LONDON, England (CNN) -- A habitually violent young man was convicted Wednesday of the murder of teenage actor Rob Knox, who had starred in the latest "Harry Potter" film.
The father, brother and mother of Rob Knox pose together after the death of the young actor.
Karl Bishop, 22, attacked Knox and four friends with two kitchen knives outside a bar in Sidcup, south east London, last May. He stabbed them 10 times in less than two minutes, the Old Bailey court in central London heard.
Knox, 18, had rushed out of the bar after he heard that Bishop had threatened his younger brother Jamie but he ended up being stabbed five times, once in a main artery. He died in hospital later that night.
Bystanders said Bishop's face was "screwed up in rage" as he lashed out with the two knives, the Press Association reported.
Days before the attack, the actor had finished filming on "Harry Potter And The Half-Blood Prince," due for international release in July, in which he played the role of Marcus Belby. He was set to reprise the part in future "Harry Potter" films.
Knox's father Colin told mourners at his funeral, including co-star Rupert Grint, that his son had been "living the dream," PA said.
Prosecutor Brian Altman told the court that the young actor's promising life was ended by a "habitual knife carrier" who believed stabbing people was an "occupational hazard" and had previous convictions for knife crime.
Bishop is due to be sentenced on Thursday.
Knife crime in Britain is a political hot topic due to a spate of recent killings of mainly young people in major cities. UK Prime Minister Gordon Brown has urged tougher sentences for those caught carrying knives. He told the Daily Telegraph last month: "By carrying a knife you are not only endangering the lives of others, but you are more likely to be killed, or end up in jail.
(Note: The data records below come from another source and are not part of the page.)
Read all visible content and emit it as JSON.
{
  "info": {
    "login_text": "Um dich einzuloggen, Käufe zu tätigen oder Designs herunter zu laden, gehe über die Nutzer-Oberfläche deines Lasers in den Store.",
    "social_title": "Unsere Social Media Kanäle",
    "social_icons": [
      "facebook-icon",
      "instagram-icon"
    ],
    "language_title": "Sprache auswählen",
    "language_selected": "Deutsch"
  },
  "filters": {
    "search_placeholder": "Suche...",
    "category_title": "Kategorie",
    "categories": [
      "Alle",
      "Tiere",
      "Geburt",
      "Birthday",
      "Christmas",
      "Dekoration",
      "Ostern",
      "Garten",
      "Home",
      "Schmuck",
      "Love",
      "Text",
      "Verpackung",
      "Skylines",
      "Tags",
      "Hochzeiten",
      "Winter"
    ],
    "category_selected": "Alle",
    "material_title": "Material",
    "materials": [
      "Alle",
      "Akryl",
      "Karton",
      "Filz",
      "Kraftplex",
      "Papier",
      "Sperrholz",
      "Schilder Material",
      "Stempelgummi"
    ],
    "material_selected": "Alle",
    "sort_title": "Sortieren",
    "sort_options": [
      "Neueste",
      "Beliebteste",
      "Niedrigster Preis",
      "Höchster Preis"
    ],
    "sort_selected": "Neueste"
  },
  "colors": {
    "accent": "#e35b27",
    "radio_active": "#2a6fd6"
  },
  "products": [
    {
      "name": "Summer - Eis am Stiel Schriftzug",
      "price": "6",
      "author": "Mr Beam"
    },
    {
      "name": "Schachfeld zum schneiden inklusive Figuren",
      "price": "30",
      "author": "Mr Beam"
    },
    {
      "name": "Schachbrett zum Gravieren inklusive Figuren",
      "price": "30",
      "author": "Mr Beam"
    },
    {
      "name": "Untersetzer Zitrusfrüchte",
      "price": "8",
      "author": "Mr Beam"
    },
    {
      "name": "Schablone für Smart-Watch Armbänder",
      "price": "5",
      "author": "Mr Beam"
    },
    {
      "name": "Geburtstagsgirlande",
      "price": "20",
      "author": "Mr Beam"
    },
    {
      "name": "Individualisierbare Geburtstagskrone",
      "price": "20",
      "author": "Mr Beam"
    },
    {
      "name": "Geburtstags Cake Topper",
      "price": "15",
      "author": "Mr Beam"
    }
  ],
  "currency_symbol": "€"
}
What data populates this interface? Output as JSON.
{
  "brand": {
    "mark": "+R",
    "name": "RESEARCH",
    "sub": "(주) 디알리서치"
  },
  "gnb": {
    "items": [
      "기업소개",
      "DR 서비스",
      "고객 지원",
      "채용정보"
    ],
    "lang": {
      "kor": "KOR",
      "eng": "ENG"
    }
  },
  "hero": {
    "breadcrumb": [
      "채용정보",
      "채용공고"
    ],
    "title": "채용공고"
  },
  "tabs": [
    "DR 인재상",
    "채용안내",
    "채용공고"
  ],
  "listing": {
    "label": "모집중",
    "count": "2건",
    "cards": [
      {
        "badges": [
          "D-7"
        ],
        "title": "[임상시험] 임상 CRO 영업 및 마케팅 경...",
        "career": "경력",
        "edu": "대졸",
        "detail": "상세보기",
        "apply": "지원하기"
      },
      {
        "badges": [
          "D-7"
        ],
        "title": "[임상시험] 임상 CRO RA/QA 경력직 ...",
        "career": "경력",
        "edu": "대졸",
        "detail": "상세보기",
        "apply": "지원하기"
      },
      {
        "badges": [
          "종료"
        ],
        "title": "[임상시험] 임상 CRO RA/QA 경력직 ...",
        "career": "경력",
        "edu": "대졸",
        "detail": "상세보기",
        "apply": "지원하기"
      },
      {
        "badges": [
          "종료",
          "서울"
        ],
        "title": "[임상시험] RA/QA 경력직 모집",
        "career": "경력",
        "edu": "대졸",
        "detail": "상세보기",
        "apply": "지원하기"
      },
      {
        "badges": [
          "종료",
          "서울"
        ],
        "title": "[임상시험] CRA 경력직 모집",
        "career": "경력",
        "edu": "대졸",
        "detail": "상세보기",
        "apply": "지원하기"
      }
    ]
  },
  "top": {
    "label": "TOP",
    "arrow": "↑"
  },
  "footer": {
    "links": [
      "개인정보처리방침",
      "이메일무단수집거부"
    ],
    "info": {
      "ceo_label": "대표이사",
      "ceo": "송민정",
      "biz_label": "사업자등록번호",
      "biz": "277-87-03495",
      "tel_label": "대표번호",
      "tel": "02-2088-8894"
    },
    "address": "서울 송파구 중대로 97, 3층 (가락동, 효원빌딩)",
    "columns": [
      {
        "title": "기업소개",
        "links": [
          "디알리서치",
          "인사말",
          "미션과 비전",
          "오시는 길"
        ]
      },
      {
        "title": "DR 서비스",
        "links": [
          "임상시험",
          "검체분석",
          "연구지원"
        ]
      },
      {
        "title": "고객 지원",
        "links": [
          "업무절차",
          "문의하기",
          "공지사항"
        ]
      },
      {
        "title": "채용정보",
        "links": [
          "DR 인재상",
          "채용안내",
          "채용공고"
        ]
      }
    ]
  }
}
"We need to change the way young people think about knives, we need families and communities working together ... to get this message across and help stamp out knife crime and get weapons off our streets."